The AW249 has a series of devices and sensors - LIDAR technology, IR sensors, and microwave radar - that provide outstanding situational awareness, which is fundamental for operating at low altitudes and evading threats.

LIDAR (Light Detection and Ranging)

Remote sensing technology that uses laser beams to measure precise distances and movements in an environment in real-time

IR sensor

Infrared detection technology

Microwave radar

Radar using microwaves for high-precision detection of obstacles or objects 

These instruments allow for scanning and reconstructing the terrain, images of obstacles (such as electrical cables or poles), and flight in low-visibility conditions. If necessary, the microwave radar can also be used to detect drones. ‘Sensor fusion’ - a combination of data from different sensors or sources that improves information accuracy - and a digital database ensure that the helicopter has an accurate awareness of the surrounding environment and can move nimbly around obstacles.

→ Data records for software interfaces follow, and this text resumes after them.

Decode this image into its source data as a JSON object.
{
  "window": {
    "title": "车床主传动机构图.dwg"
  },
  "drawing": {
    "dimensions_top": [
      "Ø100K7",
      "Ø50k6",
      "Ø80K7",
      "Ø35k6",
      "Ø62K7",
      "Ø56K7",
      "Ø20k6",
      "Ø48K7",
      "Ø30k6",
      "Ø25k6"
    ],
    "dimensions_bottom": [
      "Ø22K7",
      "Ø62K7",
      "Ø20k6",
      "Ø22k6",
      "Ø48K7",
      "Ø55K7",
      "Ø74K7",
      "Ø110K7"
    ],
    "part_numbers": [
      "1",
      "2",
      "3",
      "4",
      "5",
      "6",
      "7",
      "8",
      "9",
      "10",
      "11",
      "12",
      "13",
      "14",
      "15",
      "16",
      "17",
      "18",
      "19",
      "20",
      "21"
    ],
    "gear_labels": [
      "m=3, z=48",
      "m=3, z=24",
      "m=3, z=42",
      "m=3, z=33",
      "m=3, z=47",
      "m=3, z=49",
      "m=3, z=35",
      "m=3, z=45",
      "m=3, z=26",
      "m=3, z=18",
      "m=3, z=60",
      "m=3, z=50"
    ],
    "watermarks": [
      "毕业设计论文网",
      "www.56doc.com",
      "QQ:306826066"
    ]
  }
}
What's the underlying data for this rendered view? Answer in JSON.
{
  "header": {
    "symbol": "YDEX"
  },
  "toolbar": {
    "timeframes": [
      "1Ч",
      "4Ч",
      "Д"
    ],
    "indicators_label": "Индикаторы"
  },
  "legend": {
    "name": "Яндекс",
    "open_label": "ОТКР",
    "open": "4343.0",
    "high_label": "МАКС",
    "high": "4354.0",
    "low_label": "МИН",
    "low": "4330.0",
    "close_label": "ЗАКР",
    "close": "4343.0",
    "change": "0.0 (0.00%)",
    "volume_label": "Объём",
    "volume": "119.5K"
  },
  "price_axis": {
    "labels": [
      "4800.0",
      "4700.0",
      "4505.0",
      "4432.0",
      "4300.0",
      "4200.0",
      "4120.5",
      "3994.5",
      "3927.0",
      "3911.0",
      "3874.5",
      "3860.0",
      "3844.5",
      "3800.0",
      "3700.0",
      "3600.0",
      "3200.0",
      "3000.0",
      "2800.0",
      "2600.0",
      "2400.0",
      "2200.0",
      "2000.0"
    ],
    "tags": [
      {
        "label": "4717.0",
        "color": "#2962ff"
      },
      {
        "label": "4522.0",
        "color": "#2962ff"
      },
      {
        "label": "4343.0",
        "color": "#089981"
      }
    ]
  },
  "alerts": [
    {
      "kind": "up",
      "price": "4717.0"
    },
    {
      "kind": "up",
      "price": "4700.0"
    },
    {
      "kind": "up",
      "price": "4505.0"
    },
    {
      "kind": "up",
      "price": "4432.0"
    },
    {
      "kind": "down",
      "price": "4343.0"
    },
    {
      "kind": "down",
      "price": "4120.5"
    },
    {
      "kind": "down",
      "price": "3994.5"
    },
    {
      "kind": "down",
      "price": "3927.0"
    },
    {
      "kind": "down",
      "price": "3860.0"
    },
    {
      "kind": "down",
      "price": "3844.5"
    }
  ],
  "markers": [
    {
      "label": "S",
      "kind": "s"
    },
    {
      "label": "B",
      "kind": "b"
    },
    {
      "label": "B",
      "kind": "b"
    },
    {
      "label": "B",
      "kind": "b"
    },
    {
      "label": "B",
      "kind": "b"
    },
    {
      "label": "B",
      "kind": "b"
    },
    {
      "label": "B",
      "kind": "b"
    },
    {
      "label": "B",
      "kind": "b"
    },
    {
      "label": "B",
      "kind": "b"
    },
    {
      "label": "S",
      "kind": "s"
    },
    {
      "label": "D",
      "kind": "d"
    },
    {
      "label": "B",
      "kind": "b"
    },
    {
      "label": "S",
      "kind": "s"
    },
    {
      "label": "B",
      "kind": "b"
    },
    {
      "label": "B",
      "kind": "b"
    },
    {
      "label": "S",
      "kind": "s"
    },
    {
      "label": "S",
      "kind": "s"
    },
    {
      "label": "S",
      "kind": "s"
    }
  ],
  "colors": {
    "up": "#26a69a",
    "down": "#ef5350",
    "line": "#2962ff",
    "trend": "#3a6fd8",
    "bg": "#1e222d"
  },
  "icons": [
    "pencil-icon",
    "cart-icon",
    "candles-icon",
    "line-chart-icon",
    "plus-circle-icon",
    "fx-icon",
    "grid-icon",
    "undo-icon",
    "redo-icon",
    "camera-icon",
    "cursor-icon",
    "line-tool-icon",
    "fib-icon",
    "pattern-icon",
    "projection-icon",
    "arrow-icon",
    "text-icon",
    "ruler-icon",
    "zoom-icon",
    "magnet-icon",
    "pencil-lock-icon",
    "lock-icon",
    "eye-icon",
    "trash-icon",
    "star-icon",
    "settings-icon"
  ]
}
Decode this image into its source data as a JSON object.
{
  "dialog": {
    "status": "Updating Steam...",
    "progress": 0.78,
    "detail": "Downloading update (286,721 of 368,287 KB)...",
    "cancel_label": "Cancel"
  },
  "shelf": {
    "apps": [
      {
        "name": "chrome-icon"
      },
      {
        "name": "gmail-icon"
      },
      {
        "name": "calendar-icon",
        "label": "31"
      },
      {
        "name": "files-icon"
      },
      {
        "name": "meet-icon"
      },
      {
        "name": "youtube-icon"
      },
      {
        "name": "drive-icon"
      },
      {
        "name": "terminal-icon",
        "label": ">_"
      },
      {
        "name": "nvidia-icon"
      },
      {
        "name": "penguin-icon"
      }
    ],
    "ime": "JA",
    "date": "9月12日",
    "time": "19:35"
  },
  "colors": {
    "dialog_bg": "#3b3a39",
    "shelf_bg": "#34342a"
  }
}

The AW249 has predictive systems capable of optimising maintenance activities, aiming to reduce downtime and the logistical impact of technical shutdowns. The introduction of artificial intelligence will make it possible to move to prescriptive maintenance, evaluating multiple options based on simulations. For example, for worn components, prescriptive maintenance will allow calculating the different possible failures or maintaining the state of efficiency based on specific parameters and conditions.

Combined with the helicopter’s computing and memory capabilities, AI will then allow calculating, correlating, and updating parameters such as height, speed, and the presence of obstacles in real time, ensuring that the helicopter can identify the safest routes to follow.

From this perspective, integration with a drone is of strategic importance, as the latter, thanks to its advanced position is able to extend the intelligence capacity of the helicopter. This allows groups of AW249 aircraft and their uncrewed wingmen to optimise and improve the effectiveness of operations.